Oppenheimer, directed by Christopher Nolan, is one of the most visually striking, emotionally draining and thought-inducing films of the year.
Most movies that are usually three hours long tend to lose the audience at one time or another, but Oppenheimer grabs the attention of the viewer from the very first second ... and doesn’t let it go until the credits start rolling.
The artistic prowess of Nolan as an auteur is on full display in Oppenheimer, which like most of his other movies, takes a non-linear approach to telling the story of J Robert Oppenheimer, the father of the atomic bomb.
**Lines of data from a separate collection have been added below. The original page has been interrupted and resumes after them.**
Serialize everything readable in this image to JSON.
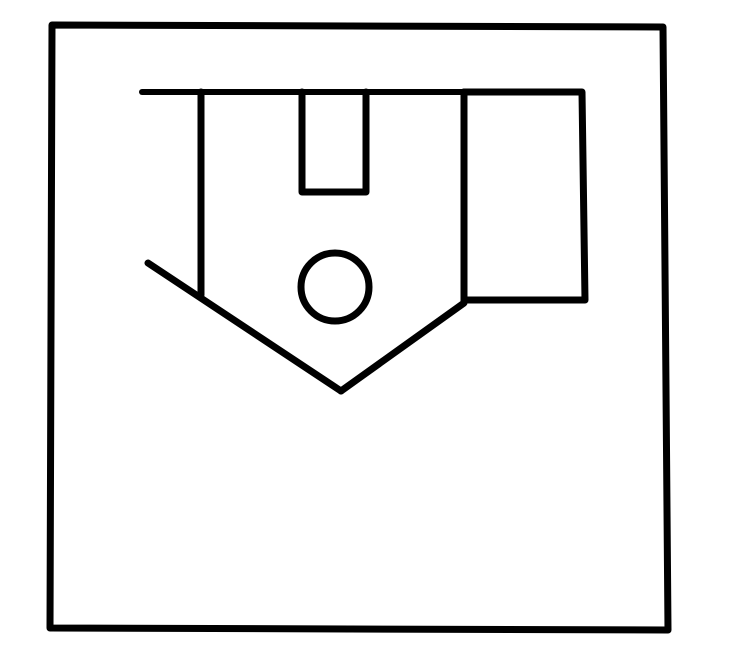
{
  "diagram": {
    "kind": "line-drawing",
    "colors": {
      "background": "#ffffff",
      "ink": "#000000"
    },
    "shapes": [
      "outer-square-border",
      "top-horizontal-line",
      "left-vertical-line",
      "left-diagonal-line",
      "right-diagonal-line",
      "top-slot-rectangle",
      "center-circle",
      "right-rectangle"
    ]
  }
}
Nolan’s longtime collaborator Cillian Murphy has been cast in the role of the nuclear physicist who forever changed the history of humankind. Robert Downey Jr, Emily Blunt, Florence Pugh, among others, rounds out a cast that do a brilliant job in bringing the tensions of the atomic age to the screen.
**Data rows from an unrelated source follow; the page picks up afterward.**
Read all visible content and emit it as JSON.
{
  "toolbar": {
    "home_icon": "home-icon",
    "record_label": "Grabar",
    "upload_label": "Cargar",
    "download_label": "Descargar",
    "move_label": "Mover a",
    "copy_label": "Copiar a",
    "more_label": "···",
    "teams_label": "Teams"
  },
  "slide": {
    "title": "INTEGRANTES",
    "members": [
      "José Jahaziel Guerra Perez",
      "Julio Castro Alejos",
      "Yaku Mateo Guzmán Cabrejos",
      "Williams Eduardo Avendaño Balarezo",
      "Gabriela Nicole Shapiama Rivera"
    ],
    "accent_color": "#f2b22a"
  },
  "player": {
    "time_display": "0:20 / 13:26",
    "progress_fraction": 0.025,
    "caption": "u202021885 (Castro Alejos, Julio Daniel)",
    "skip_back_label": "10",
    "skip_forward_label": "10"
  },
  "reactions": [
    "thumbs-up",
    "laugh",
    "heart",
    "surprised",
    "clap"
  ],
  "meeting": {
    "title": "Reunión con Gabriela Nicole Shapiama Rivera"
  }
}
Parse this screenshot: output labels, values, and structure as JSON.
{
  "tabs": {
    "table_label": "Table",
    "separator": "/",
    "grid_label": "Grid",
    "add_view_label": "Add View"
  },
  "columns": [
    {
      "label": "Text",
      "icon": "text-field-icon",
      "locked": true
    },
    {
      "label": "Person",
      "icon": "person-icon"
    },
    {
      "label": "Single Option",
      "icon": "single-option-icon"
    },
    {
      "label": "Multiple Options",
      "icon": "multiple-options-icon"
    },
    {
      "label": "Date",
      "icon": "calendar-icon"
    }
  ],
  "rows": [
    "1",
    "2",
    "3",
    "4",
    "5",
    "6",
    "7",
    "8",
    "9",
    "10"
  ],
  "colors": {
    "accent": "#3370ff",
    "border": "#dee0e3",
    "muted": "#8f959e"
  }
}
But it is Murphy and Downey Jr who shine the most in this epic tale. Murphy brings the character of Oppenheimer to life using a much-needed subtlety and understanding, careful in his approach to not deify the man but also giving him the aura of a man who thinks he is doing the right thing.
Downey Jr plays the role of Lewis Strauss, an American businessman and naval officer, who played a huge role in the development of nuclear weapons at the time. The movie positions Strauss as the villain of the story, as a vindictive bureaucrat who destroys Oppenheimer’s legacy to further his own. Downey plays the role with a deft hand, showing off some real acting chops in what is a far cry from his role as Tony Star a.k.a Iron Man in the Marvel Cinematic Universe.
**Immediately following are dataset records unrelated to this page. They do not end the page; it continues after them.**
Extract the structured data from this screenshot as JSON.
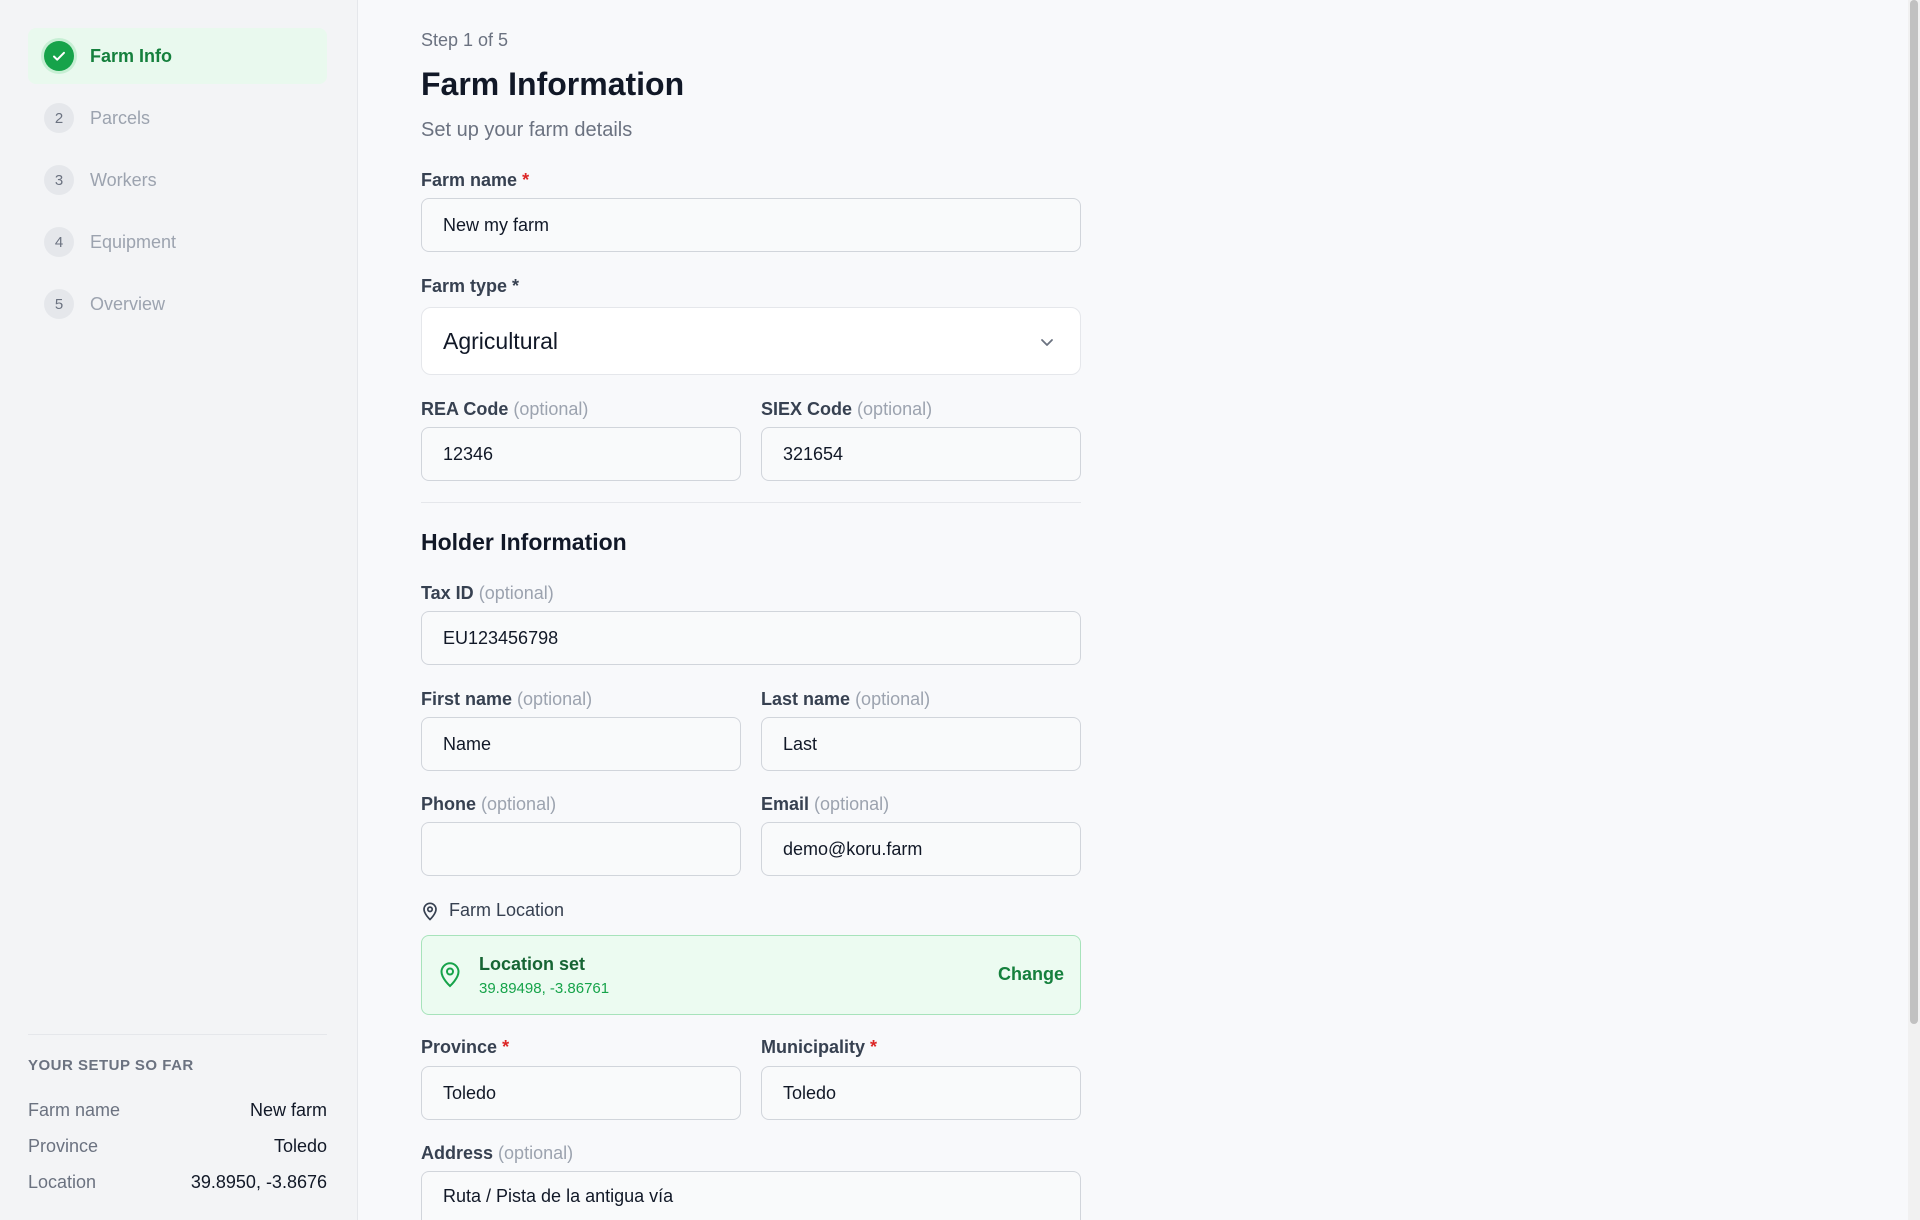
{
  "sidebar": {
    "steps": [
      {
        "number": "1",
        "label": "Farm Info",
        "active": true
      },
      {
        "number": "2",
        "label": "Parcels"
      },
      {
        "number": "3",
        "label": "Workers"
      },
      {
        "number": "4",
        "label": "Equipment"
      },
      {
        "number": "5",
        "label": "Overview"
      }
    ],
    "summary": {
      "title": "YOUR SETUP SO FAR",
      "rows": [
        {
          "key": "Farm name",
          "value": "New farm"
        },
        {
          "key": "Province",
          "value": "Toledo"
        },
        {
          "key": "Location",
          "value": "39.8950, -3.8676"
        }
      ]
    }
  },
  "header": {
    "step_count": "Step 1 of 5",
    "title": "Farm Information",
    "subtitle": "Set up your farm details"
  },
  "form": {
    "farm_name": {
      "label": "Farm name",
      "required_mark": "*",
      "value": "New my farm"
    },
    "farm_type": {
      "label": "Farm type",
      "required_mark": "*",
      "value": "Agricultural"
    },
    "rea_code": {
      "label": "REA Code",
      "optional": "(optional)",
      "value": "12346"
    },
    "siex_code": {
      "label": "SIEX Code",
      "optional": "(optional)",
      "value": "321654"
    },
    "holder_title": "Holder Information",
    "tax_id": {
      "label": "Tax ID",
      "optional": "(optional)",
      "value": "EU123456798"
    },
    "first_name": {
      "label": "First name",
      "optional": "(optional)",
      "value": "Name"
    },
    "last_name": {
      "label": "Last name",
      "optional": "(optional)",
      "value": "Last"
    },
    "phone": {
      "label": "Phone",
      "optional": "(optional)",
      "value": ""
    },
    "email": {
      "label": "Email",
      "optional": "(optional)",
      "value": "demo@koru.farm"
    },
    "location": {
      "label": "Farm Location",
      "status": "Location set",
      "coords": "39.89498, -3.86761",
      "change": "Change"
    },
    "province": {
      "label": "Province",
      "required_mark": "*",
      "value": "Toledo"
    },
    "municipality": {
      "label": "Municipality",
      "required_mark": "*",
      "value": "Toledo"
    },
    "address": {
      "label": "Address",
      "optional": "(optional)",
      "value": "Ruta / Pista de la antigua vía"
    }
  },
  "colors": {
    "accent": "#16a34a",
    "required": "#dc2626"
  }
}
But the star of the show is always going to be Nolan. Nolan, who is already considered one of the best directors ever, shows us why he has earned that title. Cleverly combining both first-person and third-person perspectives with help of differing aspect ratios, Nolan paints a view of a troubled man who went on to create one of the most destructive weapons known to mankind. Each frame looks, feels and sounds like it has been carefully thought out to further the overall vibe of the story.
Ludwig Göransson’s background theme never distracts from the story, but adds so much substance that you are aware of its absence in certain scenes, without it being distracting.
Nolan has always been a practical filmmaker, preferring to use real objects and people instead of CGI. Well, his refusal to use CGI to recreate the atom bomb test has only aided in making the moment in the movie even more captivating.
The movie takes a turn in the last third when it suddenly turns into a political thriller, and that was quite a nice surprise too as it helped in keeping the audience’s attention towards the end of the screening.
The movie does have a minor flaw, however. And, that’s to do with the subject matter itself. A movie about the creation of the first atomic bomb will, of course, have quite a lot of scientific jargon in it.
And, despite Nolan simplifying quite a lot of it, the sheer volume of the science thrown at you can be overwhelming at times.
However, this is a movie that deserves to be seen on the big screen and, in IMAX, if possible. Only then will you truly feel the effect of what Nolan has made.
Verdict: Do not wait for it to come on OTT platforms, head to the theatre right now and watch this masterpiece.
– Deviprasad Nair